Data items
*** Begin section ***

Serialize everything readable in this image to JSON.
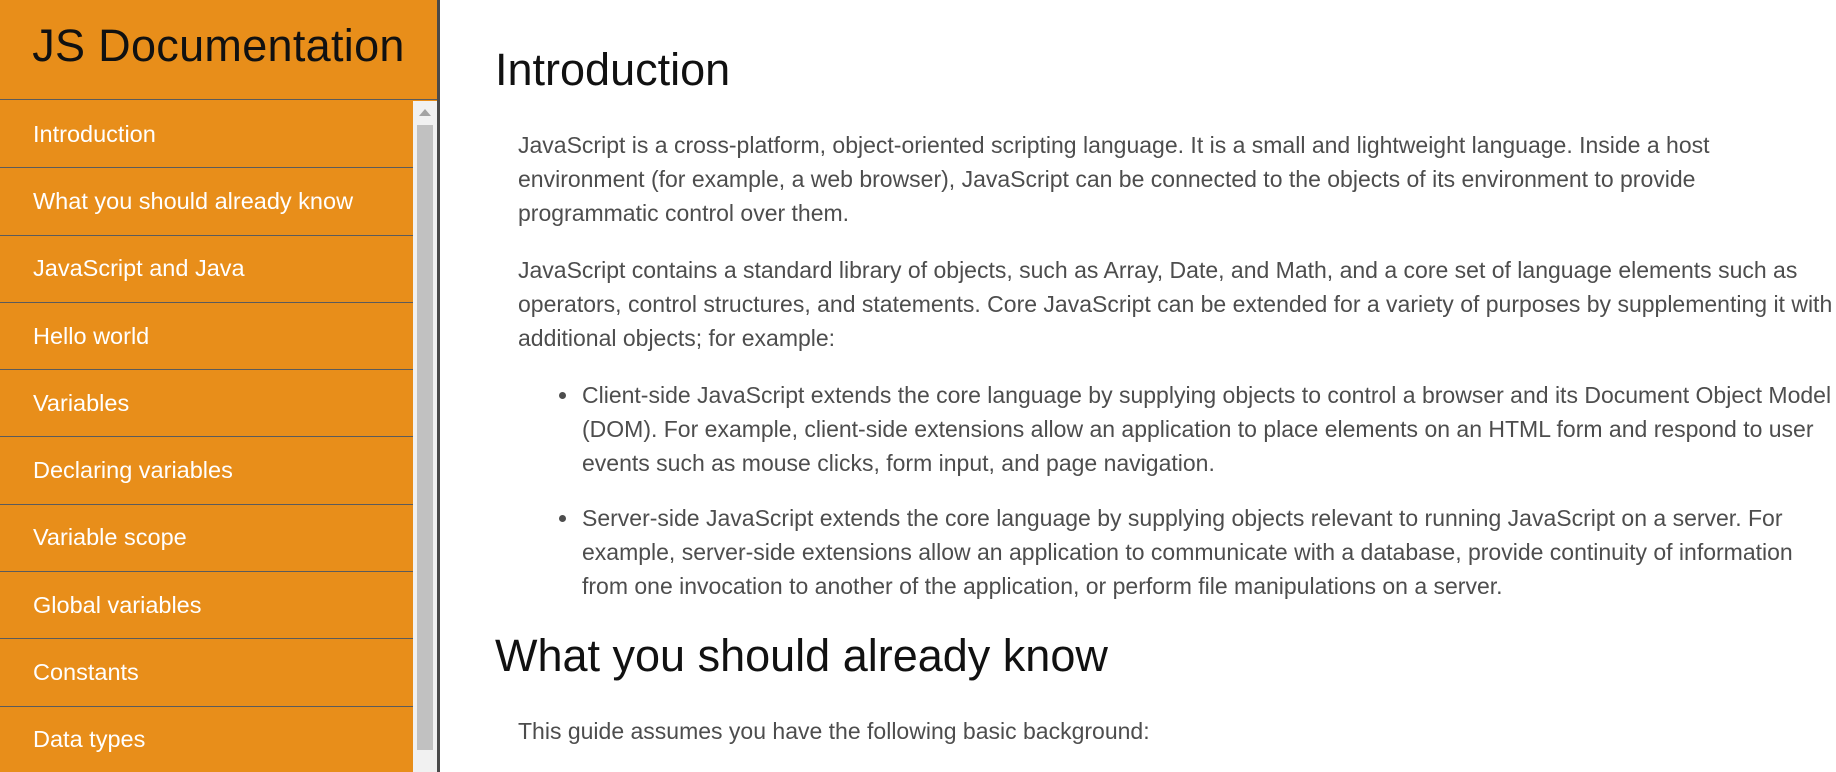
{
  "sidebar": {
    "title": "JS Documentation",
    "items": [
      {
        "label": "Introduction"
      },
      {
        "label": "What you should already know"
      },
      {
        "label": "JavaScript and Java"
      },
      {
        "label": "Hello world"
      },
      {
        "label": "Variables"
      },
      {
        "label": "Declaring variables"
      },
      {
        "label": "Variable scope"
      },
      {
        "label": "Global variables"
      },
      {
        "label": "Constants"
      },
      {
        "label": "Data types"
      }
    ]
  },
  "main": {
    "sections": [
      {
        "title": "Introduction",
        "paragraphs": [
          "JavaScript is a cross-platform, object-oriented scripting language. It is a small and lightweight language. Inside a host environment (for example, a web browser), JavaScript can be connected to the objects of its environment to provide programmatic control over them.",
          "JavaScript contains a standard library of objects, such as Array, Date, and Math, and a core set of language elements such as operators, control structures, and statements. Core JavaScript can be extended for a variety of purposes by supplementing it with additional objects; for example:"
        ],
        "bullets": [
          "Client-side JavaScript extends the core language by supplying objects to control a browser and its Document Object Model (DOM). For example, client-side extensions allow an application to place elements on an HTML form and respond to user events such as mouse clicks, form input, and page navigation.",
          "Server-side JavaScript extends the core language by supplying objects relevant to running JavaScript on a server. For example, server-side extensions allow an application to communicate with a database, provide continuity of information from one invocation to another of the application, or perform file manipulations on a server."
        ]
      },
      {
        "title": "What you should already know",
        "paragraphs": [
          "This guide assumes you have the following basic background:"
        ]
      }
    ]
  },
  "colors": {
    "sidebar_bg": "#e88e1a",
    "nav_text": "#ffffff",
    "body_text": "#4d4d4d",
    "heading_text": "#111111"
  }
}
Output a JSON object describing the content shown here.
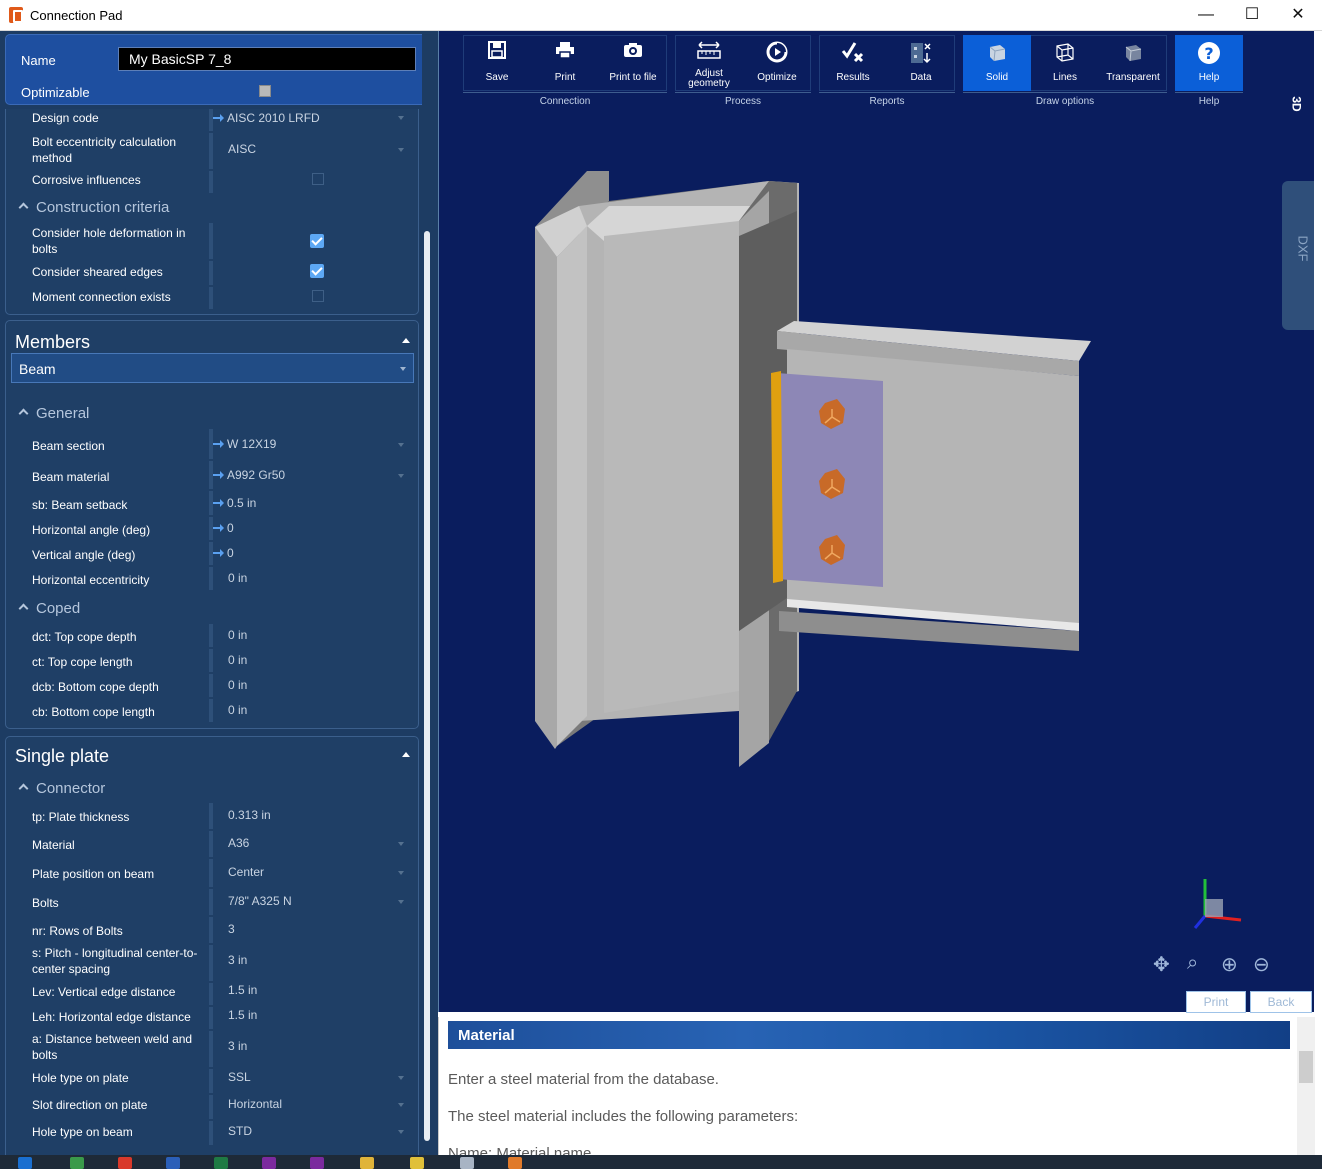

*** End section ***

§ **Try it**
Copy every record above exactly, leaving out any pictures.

§ **Answer below**
Serialize everything readable in this image to JSON.
{
  "sidebar": {
    "title": "JS Documentation",
    "items": [
      {
        "label": "Introduction"
      },
      {
        "label": "What you should already know"
      },
      {
        "label": "JavaScript and Java"
      },
      {
        "label": "Hello world"
      },
      {
        "label": "Variables"
      },
      {
        "label": "Declaring variables"
      },
      {
        "label": "Variable scope"
      },
      {
        "label": "Global variables"
      },
      {
        "label": "Constants"
      },
      {
        "label": "Data types"
      }
    ]
  },
  "main": {
    "sections": [
      {
        "title": "Introduction",
        "paragraphs": [
          "JavaScript is a cross-platform, object-oriented scripting language. It is a small and lightweight language. Inside a host environment (for example, a web browser), JavaScript can be connected to the objects of its environment to provide programmatic control over them.",
          "JavaScript contains a standard library of objects, such as Array, Date, and Math, and a core set of language elements such as operators, control structures, and statements. Core JavaScript can be extended for a variety of purposes by supplementing it with additional objects; for example:"
        ],
        "bullets": [
          "Client-side JavaScript extends the core language by supplying objects to control a browser and its Document Object Model (DOM). For example, client-side extensions allow an application to place elements on an HTML form and respond to user events such as mouse clicks, form input, and page navigation.",
          "Server-side JavaScript extends the core language by supplying objects relevant to running JavaScript on a server. For example, server-side extensions allow an application to communicate with a database, provide continuity of information from one invocation to another of the application, or perform file manipulations on a server."
        ]
      },
      {
        "title": "What you should already know",
        "paragraphs": [
          "This guide assumes you have the following basic background:"
        ]
      }
    ]
  },
  "colors": {
    "sidebar_bg": "#e88e1a",
    "nav_text": "#ffffff",
    "body_text": "#4d4d4d",
    "heading_text": "#111111"
  }
}
Output a JSON object describing the content shown here.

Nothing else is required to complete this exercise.